Despite being set amidst the beauty of the Swiss Alps in the peak of the winter season, director Ursula Meier’s sophomore film Sister is an austere study of dysfunctional familial relations, the widening gap between rich and poor and the implications for those anchored to the bottom of this economic divide. Possessing a somewhat incongruous title for the Australian release – the original French title of L’enfant d’en Haut translates to Child from Above – the film is a bleak and seemingly realistic drama that, whilst not necessarily ‘entertaining’, is utterly compelling.

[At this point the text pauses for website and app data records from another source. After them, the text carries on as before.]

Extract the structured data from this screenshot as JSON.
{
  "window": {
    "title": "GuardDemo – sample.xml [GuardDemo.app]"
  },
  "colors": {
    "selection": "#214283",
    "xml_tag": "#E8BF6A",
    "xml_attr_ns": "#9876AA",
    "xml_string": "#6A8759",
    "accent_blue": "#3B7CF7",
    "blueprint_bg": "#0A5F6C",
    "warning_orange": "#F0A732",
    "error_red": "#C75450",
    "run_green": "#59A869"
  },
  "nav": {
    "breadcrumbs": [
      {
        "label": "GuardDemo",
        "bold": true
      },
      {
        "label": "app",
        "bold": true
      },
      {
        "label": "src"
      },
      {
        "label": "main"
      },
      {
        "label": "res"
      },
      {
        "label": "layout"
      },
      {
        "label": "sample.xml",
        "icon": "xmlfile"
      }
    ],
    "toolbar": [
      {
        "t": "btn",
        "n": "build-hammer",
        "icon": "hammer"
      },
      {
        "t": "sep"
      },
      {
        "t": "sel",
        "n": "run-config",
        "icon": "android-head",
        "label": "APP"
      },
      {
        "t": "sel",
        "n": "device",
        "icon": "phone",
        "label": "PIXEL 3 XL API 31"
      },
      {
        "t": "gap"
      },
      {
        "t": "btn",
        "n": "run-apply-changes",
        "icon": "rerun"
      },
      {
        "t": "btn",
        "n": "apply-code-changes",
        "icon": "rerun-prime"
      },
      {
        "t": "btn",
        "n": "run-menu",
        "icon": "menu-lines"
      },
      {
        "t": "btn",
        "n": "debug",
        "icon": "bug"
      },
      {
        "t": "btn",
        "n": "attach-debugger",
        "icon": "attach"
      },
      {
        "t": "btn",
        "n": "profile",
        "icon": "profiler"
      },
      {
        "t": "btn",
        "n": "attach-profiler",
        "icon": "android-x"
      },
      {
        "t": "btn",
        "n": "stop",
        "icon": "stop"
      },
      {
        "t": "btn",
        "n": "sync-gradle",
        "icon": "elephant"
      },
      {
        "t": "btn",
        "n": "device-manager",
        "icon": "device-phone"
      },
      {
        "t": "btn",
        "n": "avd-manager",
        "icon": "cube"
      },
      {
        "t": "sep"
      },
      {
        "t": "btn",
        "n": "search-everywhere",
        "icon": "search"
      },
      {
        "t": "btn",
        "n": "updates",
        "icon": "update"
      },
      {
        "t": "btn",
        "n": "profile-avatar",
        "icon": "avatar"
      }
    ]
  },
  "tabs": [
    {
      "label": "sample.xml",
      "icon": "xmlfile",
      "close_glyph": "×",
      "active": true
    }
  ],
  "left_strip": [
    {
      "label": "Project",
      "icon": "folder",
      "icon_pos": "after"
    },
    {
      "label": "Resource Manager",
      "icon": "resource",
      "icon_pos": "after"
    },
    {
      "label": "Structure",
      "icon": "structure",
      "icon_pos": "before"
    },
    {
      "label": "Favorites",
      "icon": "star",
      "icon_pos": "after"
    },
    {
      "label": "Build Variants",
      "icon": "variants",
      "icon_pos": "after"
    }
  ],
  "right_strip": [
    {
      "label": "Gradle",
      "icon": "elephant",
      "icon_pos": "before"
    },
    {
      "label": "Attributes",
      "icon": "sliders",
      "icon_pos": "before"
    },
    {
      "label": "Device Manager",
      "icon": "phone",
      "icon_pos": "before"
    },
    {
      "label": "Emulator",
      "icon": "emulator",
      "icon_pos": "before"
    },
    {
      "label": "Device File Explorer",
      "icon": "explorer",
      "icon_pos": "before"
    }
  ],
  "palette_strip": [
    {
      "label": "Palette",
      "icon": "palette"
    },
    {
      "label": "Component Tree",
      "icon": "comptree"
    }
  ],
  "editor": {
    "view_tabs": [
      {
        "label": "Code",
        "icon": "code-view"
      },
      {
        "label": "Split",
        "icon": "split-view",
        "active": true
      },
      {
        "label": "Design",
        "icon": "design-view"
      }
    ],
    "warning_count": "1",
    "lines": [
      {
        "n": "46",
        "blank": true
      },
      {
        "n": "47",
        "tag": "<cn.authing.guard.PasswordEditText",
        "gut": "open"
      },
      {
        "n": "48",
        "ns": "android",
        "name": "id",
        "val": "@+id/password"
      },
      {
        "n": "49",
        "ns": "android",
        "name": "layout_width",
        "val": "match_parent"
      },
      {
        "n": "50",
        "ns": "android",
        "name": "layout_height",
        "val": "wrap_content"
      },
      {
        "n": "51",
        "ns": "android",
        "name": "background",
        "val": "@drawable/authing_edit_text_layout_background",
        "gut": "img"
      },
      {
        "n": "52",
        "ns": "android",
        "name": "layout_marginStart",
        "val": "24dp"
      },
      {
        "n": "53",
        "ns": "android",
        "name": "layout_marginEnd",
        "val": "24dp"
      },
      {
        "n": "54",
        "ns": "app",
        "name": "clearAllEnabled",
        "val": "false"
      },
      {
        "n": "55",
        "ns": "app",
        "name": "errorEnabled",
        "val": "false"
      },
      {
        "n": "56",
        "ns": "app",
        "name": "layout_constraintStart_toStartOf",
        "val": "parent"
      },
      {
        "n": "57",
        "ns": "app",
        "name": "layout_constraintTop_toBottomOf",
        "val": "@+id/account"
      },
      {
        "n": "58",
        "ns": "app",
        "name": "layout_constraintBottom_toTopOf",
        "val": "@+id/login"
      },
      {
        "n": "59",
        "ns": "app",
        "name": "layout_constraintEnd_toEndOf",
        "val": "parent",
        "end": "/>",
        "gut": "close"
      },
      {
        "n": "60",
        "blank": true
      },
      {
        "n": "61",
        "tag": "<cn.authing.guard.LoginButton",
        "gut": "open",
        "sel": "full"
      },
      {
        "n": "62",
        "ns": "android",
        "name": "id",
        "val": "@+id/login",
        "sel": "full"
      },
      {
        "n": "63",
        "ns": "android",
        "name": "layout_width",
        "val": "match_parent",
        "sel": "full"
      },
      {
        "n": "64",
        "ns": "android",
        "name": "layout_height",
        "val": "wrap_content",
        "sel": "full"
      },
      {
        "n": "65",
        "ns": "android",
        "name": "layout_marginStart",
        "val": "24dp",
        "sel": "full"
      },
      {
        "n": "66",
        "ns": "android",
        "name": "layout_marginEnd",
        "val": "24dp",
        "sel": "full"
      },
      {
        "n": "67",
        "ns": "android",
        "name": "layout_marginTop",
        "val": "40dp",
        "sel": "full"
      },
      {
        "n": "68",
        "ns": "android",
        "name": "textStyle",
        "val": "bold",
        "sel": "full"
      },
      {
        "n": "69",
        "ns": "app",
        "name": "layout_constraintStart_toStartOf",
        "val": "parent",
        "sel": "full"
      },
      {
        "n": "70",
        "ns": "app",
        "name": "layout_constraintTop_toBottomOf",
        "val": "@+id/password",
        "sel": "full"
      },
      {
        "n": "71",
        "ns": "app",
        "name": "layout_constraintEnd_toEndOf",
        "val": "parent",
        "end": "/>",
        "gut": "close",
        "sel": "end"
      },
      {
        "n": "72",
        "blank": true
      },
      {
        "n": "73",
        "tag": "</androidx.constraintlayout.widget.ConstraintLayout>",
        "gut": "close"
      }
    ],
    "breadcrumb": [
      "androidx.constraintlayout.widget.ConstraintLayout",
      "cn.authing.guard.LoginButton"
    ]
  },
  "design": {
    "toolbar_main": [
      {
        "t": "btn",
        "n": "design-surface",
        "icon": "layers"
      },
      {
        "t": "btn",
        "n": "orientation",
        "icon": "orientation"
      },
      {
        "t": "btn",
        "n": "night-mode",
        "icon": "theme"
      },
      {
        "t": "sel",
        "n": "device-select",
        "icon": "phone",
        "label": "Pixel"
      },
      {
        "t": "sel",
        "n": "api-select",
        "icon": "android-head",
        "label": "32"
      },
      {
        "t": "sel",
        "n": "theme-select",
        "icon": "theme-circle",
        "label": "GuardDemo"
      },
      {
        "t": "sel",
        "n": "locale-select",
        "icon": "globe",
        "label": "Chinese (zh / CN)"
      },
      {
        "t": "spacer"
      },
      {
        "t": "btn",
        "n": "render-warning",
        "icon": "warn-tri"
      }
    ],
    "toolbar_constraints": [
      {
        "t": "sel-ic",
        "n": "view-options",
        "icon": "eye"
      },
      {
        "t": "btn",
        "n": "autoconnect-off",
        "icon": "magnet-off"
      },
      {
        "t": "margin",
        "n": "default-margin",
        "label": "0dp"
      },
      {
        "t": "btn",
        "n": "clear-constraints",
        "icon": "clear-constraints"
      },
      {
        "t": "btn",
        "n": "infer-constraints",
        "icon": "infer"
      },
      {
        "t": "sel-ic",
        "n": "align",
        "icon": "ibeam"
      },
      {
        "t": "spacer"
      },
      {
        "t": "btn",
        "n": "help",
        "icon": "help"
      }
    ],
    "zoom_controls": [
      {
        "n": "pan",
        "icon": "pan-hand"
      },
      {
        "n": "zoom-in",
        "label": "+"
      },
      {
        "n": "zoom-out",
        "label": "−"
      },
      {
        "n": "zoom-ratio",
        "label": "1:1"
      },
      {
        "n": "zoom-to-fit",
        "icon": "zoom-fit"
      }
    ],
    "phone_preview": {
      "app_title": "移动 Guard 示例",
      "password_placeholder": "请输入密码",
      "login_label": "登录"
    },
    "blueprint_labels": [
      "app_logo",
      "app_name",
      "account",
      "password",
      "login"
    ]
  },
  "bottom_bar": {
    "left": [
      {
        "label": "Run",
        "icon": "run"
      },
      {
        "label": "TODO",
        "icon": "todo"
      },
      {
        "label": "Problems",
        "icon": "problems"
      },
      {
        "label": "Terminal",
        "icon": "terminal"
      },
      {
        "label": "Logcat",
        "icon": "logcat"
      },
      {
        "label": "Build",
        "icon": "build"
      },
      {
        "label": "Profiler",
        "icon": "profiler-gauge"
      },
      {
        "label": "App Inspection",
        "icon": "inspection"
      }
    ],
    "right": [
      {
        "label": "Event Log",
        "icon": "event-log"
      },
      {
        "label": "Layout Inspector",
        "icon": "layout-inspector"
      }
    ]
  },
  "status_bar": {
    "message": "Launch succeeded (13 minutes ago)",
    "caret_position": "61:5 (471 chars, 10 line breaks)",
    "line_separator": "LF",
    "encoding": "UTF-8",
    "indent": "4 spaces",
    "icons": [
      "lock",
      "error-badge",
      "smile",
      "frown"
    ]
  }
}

Simon (Kacey Mott Klein) is a 12-year-old who spends his days lurking around a Swiss ski resort, stealing skis and equipment that he subsequently sells to clueless tourists, resort workers or the other kids who inhabit the town at the bottom of the mountains where Simon lives with his sister Louise (Lea Seydoux). Despite the illegality of his deeds – which also includes taking food from backpacks – it is easy to admire the tenacity and work ethic of Simon as he travels to the resort via cable car every morning and spends his day working hard to procure whatever he can, often from right under the noses of those who are far removed from Simon’s hardscrabble existence from which his earnings are often the only source of income for him and the 20-something Louise. At the end of each day, Simon returns home with his bounty and, more often than not, is greeted by an empty apartment with Louise much more focussed on partying or the latest in a series of boyfriends.
As a child, Simon is able to traipse around the resort virtually unnoticed and is generally untroubled in acquiring any item he likes, or that one of his regular customers has expressly requested. However, when he joins forces with Scottish kitchen worker Mike (Martin Compston), Simon ups the ante in his pilfering as the pair enter into a partnership that initially proves a boon for Simon’s profits but also increases the risk. Desperate for connection, Simon also strikes up a friendship of sorts with Kristin Jansen (Gillian Anderson), a mother-of-two who is renting one of the chalets at the resort. Meanwhile, the passive Louise seems clueless about her responsibilities to Simon and, when the seed of her resentment is revealed, liking her becomes almost impossible.
There is a startling disparity between the life of the resort and the stark, muddy reality of the town in which Simon and Louise occupy a small apartment in a nondescript tower block. The spectacle of the snowy Alps and those frolicking upon them, captured beautifully by cinematographer Agnes Goddard, makes everything at the bottom of the mountain seem utterly drab and devoid of life. So, what of their parents? Simon tells Kristin that they run a luxury hotel, but tells Mike they were killed in a car crash. What are we supposed to believe? Why is Simon forced to live with a sister who seemingly doesn’t want him around? These questions are answered as the story unfolds.
Klein is fantastic as Simon, whose bravado and maturity masks a vulnerability that makes him so easy to like. Given that he is in almost every scene, it is a remarkable turn from the young actor who also starred for Meier in her debut feature Home. Although playing the villain of the piece, Seydoux’s performance is equally impressive and she seems well on the road to stardom following roles in the likes of Midnight in Paris, Mission Impossible: Ghost Protocol, Farewell My Queen and the upcoming controversy-shrouded Blue is the Warmest Colour. Meier has adopted an observational approach – akin to the work of Ken Loach or the Dardenne brothers – and, as Switzerland’s submission for Academy Award consideration as Best Foreign Language Film, it is hard to imagine that it won’t make the final cut for nominees.